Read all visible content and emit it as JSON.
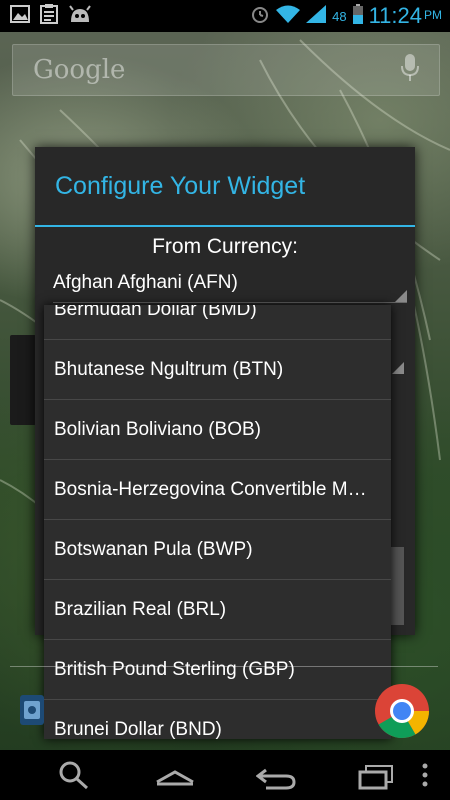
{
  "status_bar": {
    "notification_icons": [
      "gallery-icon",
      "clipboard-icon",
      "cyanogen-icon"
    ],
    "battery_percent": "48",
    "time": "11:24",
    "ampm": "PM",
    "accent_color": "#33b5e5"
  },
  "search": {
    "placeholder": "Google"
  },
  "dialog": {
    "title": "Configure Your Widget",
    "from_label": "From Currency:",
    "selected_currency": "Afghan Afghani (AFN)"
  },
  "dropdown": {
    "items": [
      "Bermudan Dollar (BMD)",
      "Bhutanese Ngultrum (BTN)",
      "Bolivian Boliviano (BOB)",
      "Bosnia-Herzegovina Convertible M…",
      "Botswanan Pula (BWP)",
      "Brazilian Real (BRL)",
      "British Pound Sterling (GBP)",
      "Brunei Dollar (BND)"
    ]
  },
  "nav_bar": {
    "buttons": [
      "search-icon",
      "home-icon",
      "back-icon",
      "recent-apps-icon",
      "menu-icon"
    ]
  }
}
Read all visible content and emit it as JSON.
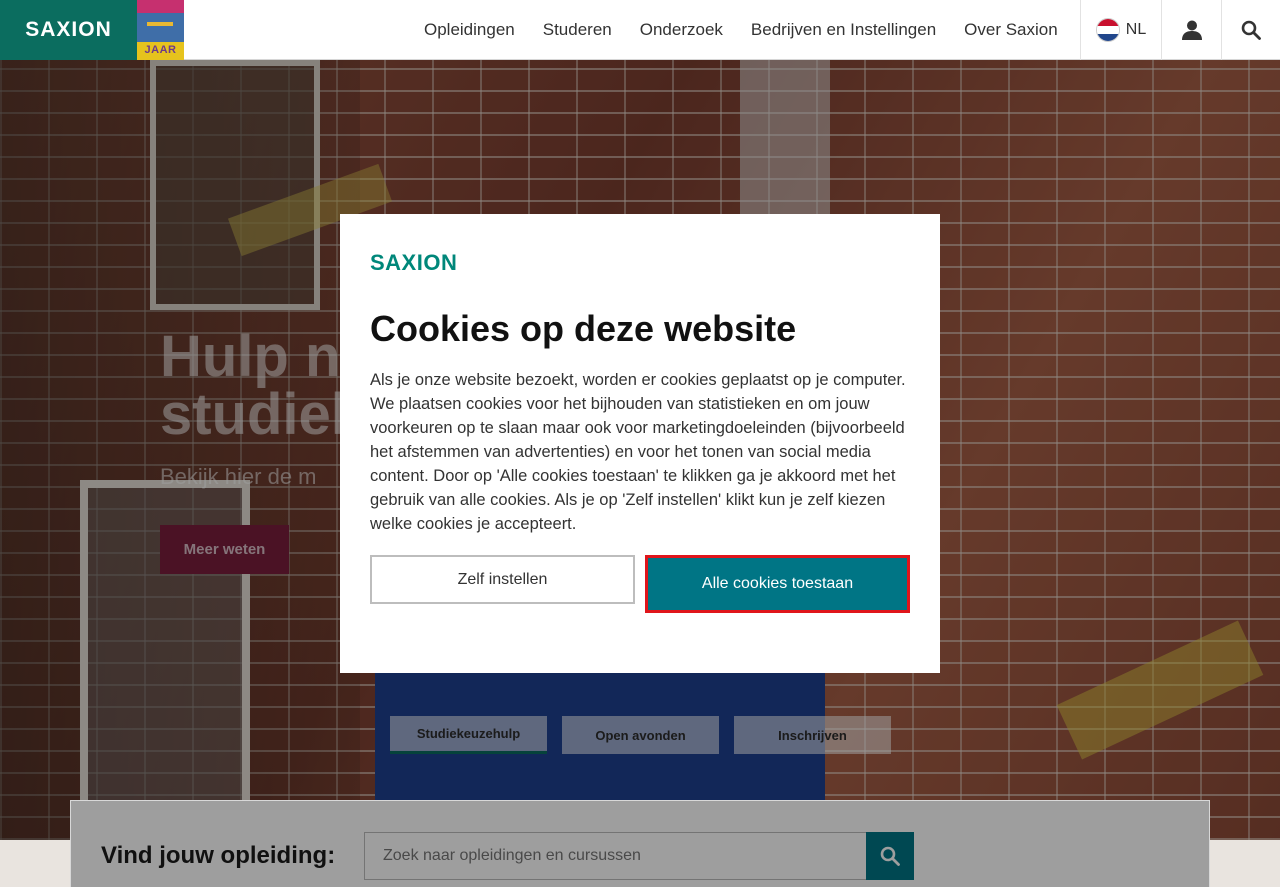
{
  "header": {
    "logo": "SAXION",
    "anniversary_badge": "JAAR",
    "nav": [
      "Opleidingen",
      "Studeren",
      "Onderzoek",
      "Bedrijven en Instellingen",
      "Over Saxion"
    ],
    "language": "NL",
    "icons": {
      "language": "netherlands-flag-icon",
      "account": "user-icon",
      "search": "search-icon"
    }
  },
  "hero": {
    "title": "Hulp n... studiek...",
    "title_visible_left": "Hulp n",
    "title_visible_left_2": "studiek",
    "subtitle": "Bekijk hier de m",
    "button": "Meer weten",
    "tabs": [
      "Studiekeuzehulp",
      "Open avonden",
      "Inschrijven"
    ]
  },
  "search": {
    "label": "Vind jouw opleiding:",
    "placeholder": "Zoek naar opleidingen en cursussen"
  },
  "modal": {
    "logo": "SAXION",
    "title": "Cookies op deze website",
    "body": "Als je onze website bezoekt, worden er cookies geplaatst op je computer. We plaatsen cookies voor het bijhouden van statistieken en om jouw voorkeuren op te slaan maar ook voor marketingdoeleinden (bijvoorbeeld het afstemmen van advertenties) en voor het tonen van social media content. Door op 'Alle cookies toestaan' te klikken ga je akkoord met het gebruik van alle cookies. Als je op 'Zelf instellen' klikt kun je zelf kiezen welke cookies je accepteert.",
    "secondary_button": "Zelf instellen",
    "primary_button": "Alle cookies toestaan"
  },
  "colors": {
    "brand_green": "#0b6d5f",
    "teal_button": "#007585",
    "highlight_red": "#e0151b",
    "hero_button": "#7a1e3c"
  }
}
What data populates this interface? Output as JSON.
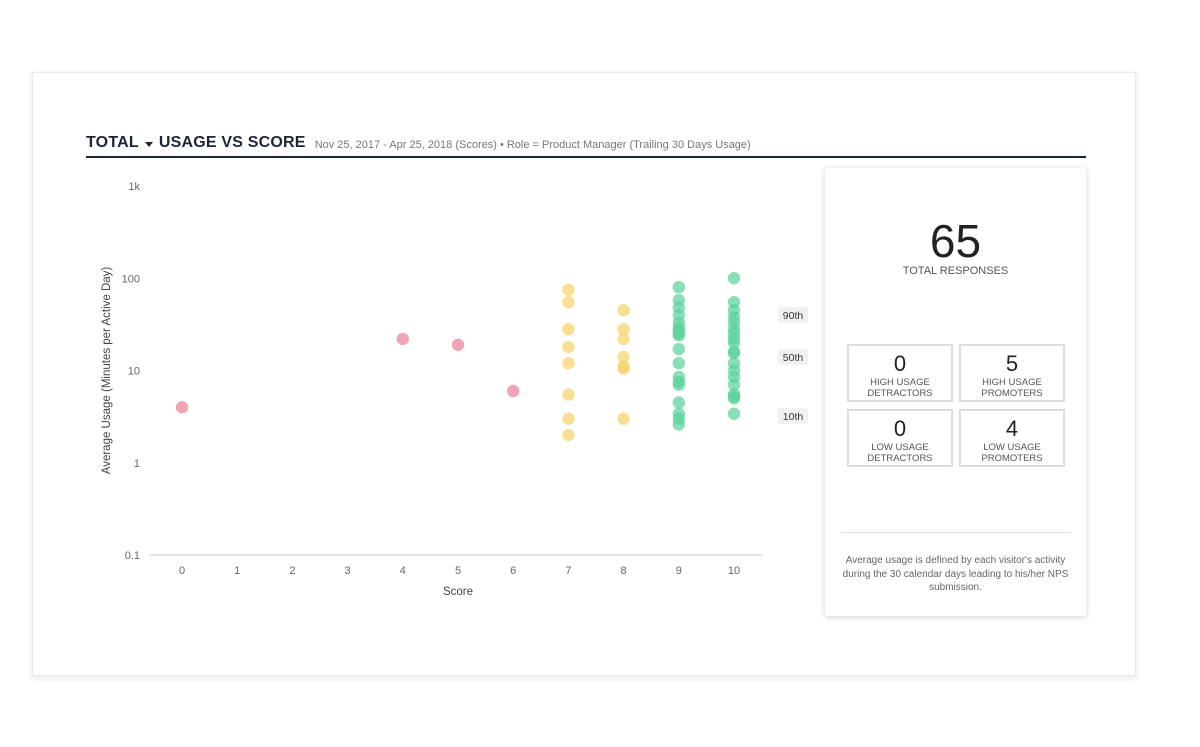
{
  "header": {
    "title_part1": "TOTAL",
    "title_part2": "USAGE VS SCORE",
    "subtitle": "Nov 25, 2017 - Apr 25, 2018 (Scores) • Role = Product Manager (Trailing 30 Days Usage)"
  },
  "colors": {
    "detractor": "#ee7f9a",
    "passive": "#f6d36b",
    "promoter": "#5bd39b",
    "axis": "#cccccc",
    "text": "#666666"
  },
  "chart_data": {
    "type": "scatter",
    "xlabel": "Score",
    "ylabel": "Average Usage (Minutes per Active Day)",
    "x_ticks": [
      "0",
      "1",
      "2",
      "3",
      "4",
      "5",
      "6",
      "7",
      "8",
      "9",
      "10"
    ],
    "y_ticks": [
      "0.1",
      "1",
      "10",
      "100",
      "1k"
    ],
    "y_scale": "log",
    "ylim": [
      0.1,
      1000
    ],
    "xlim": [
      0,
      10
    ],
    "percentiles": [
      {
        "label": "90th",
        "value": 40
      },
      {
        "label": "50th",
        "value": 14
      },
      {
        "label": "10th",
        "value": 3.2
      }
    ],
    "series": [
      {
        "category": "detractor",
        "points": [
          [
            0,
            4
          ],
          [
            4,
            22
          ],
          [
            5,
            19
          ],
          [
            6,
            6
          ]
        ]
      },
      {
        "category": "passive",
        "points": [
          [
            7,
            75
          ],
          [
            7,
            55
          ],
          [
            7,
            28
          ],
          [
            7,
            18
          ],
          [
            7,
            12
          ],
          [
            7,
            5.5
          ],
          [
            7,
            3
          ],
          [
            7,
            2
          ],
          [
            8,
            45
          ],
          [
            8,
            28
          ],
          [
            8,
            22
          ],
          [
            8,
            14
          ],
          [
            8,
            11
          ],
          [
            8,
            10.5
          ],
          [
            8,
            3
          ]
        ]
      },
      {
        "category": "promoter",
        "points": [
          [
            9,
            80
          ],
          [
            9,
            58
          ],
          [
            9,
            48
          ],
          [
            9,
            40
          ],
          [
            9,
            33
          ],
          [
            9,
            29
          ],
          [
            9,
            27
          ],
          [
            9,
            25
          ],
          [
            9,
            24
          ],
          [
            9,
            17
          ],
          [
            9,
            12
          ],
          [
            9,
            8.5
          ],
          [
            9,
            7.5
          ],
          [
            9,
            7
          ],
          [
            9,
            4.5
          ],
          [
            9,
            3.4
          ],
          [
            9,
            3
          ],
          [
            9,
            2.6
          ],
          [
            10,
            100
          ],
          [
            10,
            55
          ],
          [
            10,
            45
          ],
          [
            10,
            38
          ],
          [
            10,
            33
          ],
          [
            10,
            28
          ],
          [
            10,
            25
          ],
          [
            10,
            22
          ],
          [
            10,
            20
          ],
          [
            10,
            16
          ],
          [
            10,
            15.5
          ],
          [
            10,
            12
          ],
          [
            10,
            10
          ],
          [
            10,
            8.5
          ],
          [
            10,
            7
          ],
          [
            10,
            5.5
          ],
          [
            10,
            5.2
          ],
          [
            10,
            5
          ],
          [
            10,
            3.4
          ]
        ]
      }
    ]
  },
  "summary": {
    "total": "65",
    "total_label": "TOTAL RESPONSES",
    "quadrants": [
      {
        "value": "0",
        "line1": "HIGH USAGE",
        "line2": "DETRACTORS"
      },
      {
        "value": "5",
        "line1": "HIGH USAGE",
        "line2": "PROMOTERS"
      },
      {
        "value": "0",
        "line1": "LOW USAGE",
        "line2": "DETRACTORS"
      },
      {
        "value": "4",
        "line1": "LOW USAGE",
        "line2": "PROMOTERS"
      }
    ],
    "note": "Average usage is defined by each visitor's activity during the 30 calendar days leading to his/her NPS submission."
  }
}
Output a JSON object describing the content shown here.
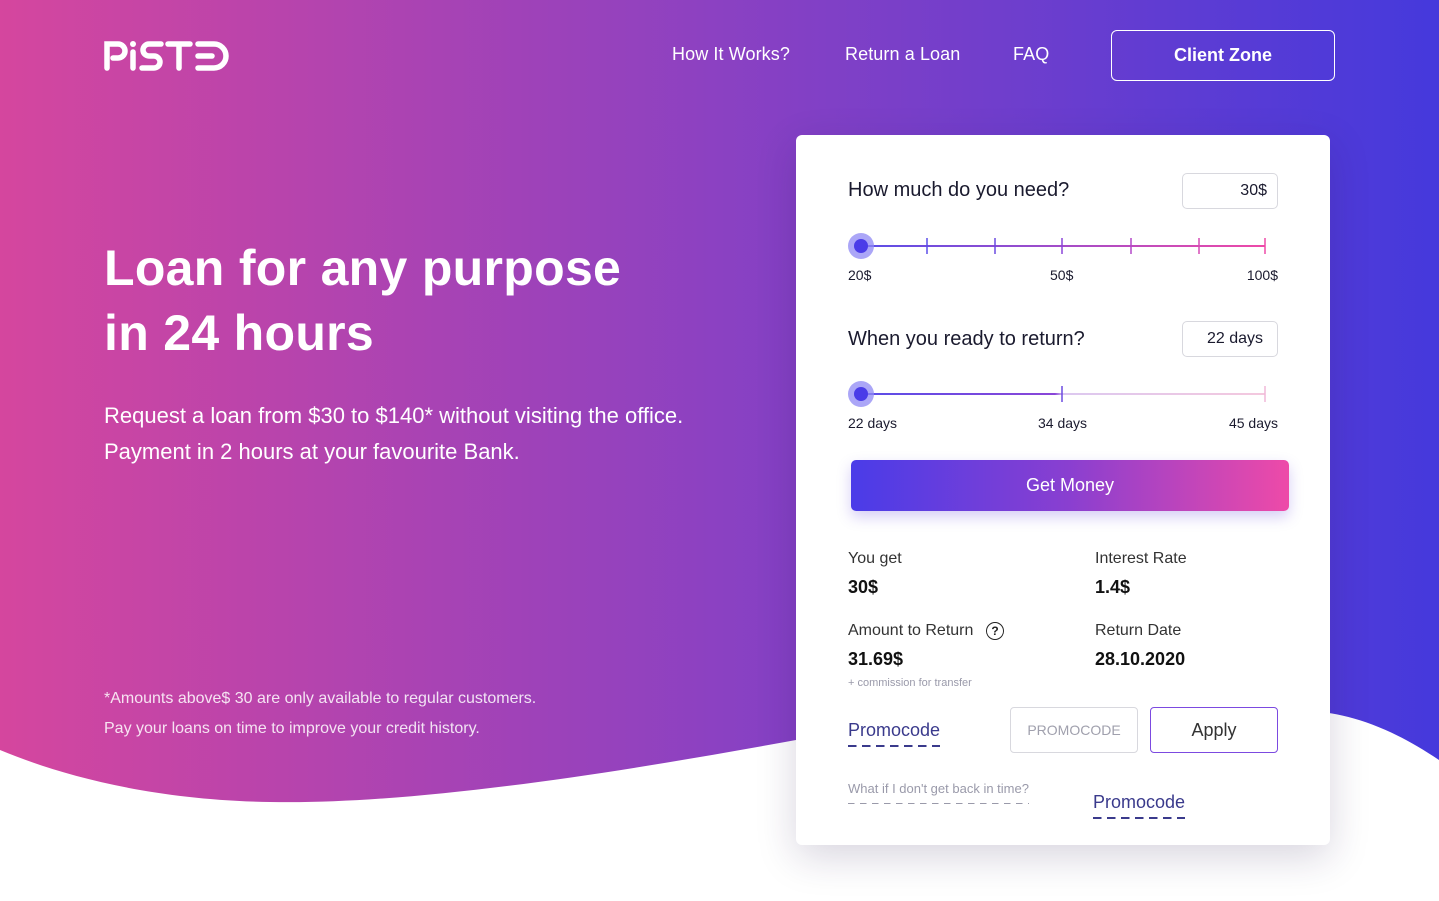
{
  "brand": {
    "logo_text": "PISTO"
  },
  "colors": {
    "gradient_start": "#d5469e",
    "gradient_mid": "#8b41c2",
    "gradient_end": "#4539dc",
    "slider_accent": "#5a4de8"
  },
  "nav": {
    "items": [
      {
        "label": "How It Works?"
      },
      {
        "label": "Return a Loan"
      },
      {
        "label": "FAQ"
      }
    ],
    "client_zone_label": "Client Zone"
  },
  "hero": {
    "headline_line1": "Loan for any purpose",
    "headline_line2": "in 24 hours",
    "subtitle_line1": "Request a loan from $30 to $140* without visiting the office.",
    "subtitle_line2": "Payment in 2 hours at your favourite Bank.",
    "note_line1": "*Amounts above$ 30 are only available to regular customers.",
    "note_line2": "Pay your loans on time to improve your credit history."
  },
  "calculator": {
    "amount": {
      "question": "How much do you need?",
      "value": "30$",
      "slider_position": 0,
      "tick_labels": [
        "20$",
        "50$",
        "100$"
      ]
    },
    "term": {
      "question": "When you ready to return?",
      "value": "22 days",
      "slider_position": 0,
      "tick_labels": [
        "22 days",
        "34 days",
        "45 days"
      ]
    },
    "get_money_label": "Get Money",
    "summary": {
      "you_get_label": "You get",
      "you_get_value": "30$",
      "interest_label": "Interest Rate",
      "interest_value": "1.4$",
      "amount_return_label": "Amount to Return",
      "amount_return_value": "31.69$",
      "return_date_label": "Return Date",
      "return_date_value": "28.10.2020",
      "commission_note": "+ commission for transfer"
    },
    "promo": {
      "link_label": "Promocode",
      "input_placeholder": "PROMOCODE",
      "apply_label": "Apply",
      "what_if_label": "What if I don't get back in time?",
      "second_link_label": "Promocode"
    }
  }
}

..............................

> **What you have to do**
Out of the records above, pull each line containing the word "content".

> **Result for this task**
Read all visible content and emit it as JSON.
Read all visible content and emit it as JSON.
    "body": "Als je onze website bezoekt, worden er cookies geplaatst op je computer. We plaatsen cookies voor het bijhouden van statistieken en om jouw voorkeuren op te slaan maar ook voor marketingdoeleinden (bijvoorbeeld het afstemmen van advertenties) en voor het tonen van social media content. Door op 'Alle cookies toestaan' te klikken ga je akkoord met het gebruik van alle cookies. Als je op 'Zelf instellen' klikt kun je zelf kiezen welke cookies je accepteert.",
Output a JSON object describing the content shown here.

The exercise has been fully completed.